.S. 7 . 1970. pp. No. Henderson. Technical Note 71. Geological Survey. R.. F. River Engineering and Surface Hydrology Report 72-1. “Guide For Selecting Manning’s Roughness Coefficients For Natural Channels And Floodplains”. 1966. pp. Li.Y. Simons. Sept.M. AT. New York.. Bathurst. G. Research Council Of Alberta. N.. W. Edmonton.I. ASCE. “River Hydraulics”. B. “Determination Of The Manning Coefficient From Measured Bed Roughness In Natural Channels”.. “Hydraulic and Geomorphic Characteristics Of Rivers In Alberta”.. D. Kellerhals. Open Channel Flow. 107.I. Blench.C. Alberta Transportation. U. “A General Formula For Uniform Flow In Selfformed Alluvial Channels”. 1989. “Resistance Equation For Large Scale Roughness”. pp. G. D..... Dec. Water Supply Paper 2339. Schneider. 1981. Proceedings of the Institution of Civil Engineers. “Bed Configuration And Hydraulic Resistance In Alluvial-Chanel Flows”. C. J. Jan. 15-25. Soil Conservation Service.Y. Vol. R. HY9.. Journal Of The Hydraulics Division.. Paper 14810. “Estimating Average Velocity In Gravel-Bed Rivers”.. 1979.. 1963.. No. Open Channel Hydraulics.R. and Pemberton. 1103-1122. Neill. F.. Journal Of The Hydraulics Division. D. The University Of Alberta Press. Vol. 1. 1593-1613. 121. 2001. Karim.C. MacMillan Co. “Guide For Selecting Roughness Coefficient ‘n’ values for Channels”. V. Limerinos.. 1972... 1969. No. Fasken. Arcement. USDA. “Practical Hydraulic Modelling Considerations”. 1996. Water Supply Paper 1898-B. New York. 1959. Proc. 105.. J. 1972. Canada. Vol. Lacey. 5739. US Geological Survey.. J. McGraw-Hill Book Co. T. Chow. N.. D.B. 1995. Proc.. ASCE. Adapted From US Army Corps Of Engineers No. Mobile-Bed Fluviology. ASCE. R. 18. Bray. Washington. Journal Of The Hydraulic Engineering. Paper 16743. V. Paper No. and Bray. T. HY12. G.References : ASCE.T.

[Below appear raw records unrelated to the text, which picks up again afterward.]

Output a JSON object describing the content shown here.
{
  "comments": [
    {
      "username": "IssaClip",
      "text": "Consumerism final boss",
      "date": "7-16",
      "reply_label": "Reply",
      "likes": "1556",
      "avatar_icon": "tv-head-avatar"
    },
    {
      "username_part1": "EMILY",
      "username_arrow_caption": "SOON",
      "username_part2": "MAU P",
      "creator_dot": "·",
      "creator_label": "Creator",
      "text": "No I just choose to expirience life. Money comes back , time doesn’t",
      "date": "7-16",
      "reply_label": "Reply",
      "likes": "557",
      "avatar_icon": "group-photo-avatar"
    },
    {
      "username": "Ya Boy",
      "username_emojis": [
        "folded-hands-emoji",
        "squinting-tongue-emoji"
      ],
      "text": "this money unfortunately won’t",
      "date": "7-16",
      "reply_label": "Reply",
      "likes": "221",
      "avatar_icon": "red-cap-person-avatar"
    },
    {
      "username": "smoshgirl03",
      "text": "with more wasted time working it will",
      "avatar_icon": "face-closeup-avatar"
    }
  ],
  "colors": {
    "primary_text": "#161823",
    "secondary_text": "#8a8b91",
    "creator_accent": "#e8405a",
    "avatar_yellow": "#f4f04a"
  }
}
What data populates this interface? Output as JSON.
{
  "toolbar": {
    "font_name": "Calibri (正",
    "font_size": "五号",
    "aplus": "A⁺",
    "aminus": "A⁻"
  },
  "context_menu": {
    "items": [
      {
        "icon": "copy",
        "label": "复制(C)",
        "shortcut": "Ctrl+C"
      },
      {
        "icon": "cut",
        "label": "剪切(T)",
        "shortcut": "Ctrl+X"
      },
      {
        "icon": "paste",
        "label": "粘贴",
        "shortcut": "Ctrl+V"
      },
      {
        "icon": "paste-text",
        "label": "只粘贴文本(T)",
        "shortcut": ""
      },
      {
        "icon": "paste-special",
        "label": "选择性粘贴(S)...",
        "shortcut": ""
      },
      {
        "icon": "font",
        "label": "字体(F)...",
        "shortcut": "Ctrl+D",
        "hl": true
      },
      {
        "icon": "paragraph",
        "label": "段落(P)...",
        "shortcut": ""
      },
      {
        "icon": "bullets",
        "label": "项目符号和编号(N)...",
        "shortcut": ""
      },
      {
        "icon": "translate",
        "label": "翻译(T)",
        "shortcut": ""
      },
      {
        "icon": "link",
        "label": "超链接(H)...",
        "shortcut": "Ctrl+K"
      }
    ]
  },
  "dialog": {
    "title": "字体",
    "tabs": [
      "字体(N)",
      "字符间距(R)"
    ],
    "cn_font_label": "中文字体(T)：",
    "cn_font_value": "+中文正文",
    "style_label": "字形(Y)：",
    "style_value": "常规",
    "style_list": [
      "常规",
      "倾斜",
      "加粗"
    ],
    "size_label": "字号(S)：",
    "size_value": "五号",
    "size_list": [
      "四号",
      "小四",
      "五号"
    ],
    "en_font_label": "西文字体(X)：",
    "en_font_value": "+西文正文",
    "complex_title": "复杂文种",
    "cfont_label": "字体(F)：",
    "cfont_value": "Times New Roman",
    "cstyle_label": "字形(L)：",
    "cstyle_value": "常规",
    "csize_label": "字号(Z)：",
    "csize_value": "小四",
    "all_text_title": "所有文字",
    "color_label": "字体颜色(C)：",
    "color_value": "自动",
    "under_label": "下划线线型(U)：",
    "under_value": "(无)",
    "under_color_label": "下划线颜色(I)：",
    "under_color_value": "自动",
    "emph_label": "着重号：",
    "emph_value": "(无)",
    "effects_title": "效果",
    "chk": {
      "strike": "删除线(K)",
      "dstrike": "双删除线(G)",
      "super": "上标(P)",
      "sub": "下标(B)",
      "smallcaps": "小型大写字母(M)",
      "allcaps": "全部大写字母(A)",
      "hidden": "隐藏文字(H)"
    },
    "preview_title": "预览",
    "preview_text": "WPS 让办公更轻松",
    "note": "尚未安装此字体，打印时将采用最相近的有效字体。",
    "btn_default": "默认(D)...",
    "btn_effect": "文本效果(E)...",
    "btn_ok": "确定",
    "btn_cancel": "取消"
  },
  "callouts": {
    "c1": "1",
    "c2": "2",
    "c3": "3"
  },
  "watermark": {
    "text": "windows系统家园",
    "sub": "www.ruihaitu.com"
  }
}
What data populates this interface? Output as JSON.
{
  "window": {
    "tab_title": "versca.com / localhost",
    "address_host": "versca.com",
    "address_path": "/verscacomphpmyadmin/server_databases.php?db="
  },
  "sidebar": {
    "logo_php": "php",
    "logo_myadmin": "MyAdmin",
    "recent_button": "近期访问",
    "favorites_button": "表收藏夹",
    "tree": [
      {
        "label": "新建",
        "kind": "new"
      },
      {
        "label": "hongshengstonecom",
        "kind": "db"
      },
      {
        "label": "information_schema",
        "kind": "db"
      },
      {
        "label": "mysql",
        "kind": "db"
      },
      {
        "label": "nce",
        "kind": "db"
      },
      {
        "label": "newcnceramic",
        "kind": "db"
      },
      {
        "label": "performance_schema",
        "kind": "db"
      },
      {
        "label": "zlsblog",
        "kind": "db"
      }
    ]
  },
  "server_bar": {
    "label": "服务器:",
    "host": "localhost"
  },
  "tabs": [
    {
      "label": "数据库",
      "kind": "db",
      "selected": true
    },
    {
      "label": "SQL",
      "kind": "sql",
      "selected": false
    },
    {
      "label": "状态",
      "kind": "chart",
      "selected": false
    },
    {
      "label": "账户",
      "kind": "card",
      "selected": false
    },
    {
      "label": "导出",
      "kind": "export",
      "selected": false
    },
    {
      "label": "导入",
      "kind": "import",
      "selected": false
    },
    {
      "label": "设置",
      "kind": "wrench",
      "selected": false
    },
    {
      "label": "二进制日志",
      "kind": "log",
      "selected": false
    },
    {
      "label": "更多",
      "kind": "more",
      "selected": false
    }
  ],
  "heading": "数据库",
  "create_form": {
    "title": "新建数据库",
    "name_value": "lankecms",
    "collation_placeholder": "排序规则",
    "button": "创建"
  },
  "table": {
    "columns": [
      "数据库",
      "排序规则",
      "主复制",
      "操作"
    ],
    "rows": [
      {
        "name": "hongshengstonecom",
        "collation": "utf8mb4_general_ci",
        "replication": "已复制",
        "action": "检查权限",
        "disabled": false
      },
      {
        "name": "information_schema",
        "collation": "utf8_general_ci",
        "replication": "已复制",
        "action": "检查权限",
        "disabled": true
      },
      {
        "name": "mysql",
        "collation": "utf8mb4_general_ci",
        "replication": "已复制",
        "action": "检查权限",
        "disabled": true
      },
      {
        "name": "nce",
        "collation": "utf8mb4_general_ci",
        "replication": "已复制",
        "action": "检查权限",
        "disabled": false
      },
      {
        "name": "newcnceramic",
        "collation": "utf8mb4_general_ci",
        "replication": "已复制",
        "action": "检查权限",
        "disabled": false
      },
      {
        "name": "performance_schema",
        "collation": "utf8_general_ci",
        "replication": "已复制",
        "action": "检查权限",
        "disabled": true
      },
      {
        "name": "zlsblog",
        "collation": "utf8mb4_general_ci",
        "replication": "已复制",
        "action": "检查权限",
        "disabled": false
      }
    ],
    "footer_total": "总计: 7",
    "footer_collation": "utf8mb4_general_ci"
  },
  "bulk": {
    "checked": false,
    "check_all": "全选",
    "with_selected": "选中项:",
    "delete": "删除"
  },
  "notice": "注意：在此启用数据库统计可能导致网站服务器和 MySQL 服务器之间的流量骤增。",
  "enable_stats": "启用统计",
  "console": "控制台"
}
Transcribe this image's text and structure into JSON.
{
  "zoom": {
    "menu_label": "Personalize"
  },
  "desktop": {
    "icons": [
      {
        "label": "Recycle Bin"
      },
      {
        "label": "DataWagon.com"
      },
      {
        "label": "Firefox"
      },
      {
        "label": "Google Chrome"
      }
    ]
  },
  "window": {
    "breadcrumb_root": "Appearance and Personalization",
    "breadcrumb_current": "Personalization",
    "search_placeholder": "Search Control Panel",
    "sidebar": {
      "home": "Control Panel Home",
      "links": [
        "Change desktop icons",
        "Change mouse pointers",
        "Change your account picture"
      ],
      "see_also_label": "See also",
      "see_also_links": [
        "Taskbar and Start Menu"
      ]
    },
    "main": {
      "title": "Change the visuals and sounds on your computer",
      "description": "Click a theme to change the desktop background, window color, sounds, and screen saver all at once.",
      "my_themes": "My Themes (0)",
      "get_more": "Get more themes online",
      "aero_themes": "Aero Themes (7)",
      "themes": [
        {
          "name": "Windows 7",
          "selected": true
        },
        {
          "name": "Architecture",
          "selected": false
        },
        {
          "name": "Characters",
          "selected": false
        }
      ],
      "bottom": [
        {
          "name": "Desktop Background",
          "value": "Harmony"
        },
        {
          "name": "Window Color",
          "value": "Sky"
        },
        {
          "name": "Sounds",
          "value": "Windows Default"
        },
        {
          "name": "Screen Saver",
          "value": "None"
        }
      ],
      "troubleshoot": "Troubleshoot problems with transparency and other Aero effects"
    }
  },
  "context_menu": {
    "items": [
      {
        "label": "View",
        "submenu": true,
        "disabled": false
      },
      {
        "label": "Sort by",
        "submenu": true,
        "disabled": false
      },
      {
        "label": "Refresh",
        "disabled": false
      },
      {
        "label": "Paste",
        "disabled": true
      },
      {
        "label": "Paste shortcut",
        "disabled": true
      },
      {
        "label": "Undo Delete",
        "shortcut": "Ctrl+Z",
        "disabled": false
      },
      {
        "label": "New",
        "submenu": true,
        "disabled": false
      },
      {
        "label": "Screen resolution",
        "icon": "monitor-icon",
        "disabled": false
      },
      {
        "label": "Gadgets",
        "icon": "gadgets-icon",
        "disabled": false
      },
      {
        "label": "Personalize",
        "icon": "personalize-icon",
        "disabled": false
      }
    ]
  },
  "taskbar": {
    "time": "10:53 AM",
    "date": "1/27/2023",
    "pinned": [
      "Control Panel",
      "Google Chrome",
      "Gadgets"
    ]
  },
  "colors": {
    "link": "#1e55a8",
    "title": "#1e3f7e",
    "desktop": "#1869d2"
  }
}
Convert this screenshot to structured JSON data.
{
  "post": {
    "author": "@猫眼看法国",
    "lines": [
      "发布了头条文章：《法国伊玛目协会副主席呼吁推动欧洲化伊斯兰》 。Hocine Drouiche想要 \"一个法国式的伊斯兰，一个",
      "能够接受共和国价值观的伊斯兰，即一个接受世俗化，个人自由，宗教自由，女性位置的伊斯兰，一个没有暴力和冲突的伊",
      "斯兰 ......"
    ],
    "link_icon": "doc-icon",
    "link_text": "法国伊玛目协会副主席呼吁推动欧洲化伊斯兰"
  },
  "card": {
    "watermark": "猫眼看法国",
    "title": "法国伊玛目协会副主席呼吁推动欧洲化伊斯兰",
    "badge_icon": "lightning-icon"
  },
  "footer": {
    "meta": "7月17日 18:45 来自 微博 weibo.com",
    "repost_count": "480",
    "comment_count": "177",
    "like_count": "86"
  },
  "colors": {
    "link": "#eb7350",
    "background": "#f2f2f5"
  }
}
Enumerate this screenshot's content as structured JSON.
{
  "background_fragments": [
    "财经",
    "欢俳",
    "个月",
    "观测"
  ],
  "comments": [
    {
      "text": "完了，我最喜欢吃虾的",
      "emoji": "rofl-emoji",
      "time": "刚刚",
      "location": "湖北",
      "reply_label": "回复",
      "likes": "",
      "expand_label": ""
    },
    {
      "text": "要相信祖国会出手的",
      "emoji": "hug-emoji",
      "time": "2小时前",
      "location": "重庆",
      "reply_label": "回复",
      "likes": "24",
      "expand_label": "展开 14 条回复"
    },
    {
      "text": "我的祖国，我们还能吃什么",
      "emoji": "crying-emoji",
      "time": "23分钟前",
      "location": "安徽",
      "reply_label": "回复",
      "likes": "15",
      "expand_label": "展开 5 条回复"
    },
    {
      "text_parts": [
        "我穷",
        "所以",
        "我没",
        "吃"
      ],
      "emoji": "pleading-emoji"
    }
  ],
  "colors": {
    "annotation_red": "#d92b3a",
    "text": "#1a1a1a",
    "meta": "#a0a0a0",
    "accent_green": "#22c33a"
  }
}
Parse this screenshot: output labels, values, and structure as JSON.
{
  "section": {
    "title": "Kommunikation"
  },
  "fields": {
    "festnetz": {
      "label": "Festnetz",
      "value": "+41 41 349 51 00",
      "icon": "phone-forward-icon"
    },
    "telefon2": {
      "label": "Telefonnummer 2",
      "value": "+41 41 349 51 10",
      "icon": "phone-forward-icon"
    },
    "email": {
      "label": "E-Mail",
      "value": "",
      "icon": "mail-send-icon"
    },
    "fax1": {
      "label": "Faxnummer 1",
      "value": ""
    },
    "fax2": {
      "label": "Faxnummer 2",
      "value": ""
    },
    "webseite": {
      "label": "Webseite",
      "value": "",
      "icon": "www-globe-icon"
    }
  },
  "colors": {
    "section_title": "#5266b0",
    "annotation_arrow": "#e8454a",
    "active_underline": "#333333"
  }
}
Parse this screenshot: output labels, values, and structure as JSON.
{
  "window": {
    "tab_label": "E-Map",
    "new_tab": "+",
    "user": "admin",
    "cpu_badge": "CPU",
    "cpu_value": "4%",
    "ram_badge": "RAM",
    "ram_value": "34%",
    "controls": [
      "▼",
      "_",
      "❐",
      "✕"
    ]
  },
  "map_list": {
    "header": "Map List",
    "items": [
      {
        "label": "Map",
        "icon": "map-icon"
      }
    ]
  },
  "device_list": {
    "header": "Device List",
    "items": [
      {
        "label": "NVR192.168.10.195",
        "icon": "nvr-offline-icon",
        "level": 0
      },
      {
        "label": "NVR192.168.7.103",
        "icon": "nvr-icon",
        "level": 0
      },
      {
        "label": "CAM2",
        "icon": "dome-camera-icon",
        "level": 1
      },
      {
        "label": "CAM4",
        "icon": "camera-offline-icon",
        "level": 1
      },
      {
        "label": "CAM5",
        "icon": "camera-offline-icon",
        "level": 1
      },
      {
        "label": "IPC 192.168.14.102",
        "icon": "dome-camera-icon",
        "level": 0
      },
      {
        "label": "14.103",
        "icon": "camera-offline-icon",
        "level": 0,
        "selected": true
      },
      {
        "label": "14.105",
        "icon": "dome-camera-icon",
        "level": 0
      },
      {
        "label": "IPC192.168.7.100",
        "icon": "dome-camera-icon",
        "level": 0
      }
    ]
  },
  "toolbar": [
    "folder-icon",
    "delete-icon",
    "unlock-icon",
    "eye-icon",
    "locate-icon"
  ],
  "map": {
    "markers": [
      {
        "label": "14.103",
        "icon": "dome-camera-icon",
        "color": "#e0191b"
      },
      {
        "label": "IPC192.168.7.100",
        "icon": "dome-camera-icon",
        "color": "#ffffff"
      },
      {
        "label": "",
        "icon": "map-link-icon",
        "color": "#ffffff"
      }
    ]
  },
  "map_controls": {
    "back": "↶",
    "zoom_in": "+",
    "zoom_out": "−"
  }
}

Journal Of The Hydraulics Division. “Velocity And Cross Section Data For Selected Alberta Stream Gauging Stations”. US Army Corps Of Engineers. Hydrologic Engineering Center. USACE. A. W. Calgary District Office. 1559-1575. TAC. 2001. 2001. “Bar Resistance Of Gravel-Bed Streams”. ASCE. Water Survey of Canada. HY10. Paper 15733. Proc. and Peterson. 8 .Parker. Transportation Association Of Canada. 1980. “Guide To Bridge Hydraulics”. Oct. pp. No.. July 1977. “HEC-RAS Hydraulic Reference Manual”. 106. G. Vol..

0 0 0.0 0.d) = (2.Comparison With Lacey Equation 3.5 1.67) 2.5 C = V / (R0.8) 1.67 V = 0.0 1.55 d (V.5. 9.0 0.3 .2 0.1 0.Appendix : Figure 1 – V vs.25 0.5 1.5 0.15 S 9 0.33 0.5 V (m/s) 2. d Plot For North Saskatchewan River At Edmonton 3.0 0 2 4 6 8 10 d (m) Figure 2 .0 2.5 0.0 2.05 0.0 0.

0 0 0.15 0.Figure 3 .08 0.16 0.5 1 0.5 1.22 .04 0.67) 2 1.18 0.12 S0.06 0.5 0 0 0.1 0.5 C = V / (R0.67 S0.5 Figure 4 – Slope Exponent = 0.Comparison With Manning Equation 3.0 1.4 10 0.5 0.0 0.5 C = V / (R 0.02 0.2 0.4 2.0 2.1 S 0.67) 2.14 0.05 0.4 3 V = 14R 0.

33 (Lacey) 30 S ^ 0.Figure 5 – Range of Fit – S 0.6 40 R ^ 0.75 20 10 0 0 5 10 15 20 25 30 35 40 45 50 % Range From Mean Figure 6 – Range of Fit – R 0.67 100 90 % Values Within Fit Range 80 70 60 50 S ^ 0.67 30 R ^ 0.5 (Manning) 40 S ^ 0.4 100 90 % Values Within Fit Range 80 70 60 50 R ^ 0.4 20 10 0 0 5 10 15 20 25 30 % Range From Mean 11 35 40 45 50 .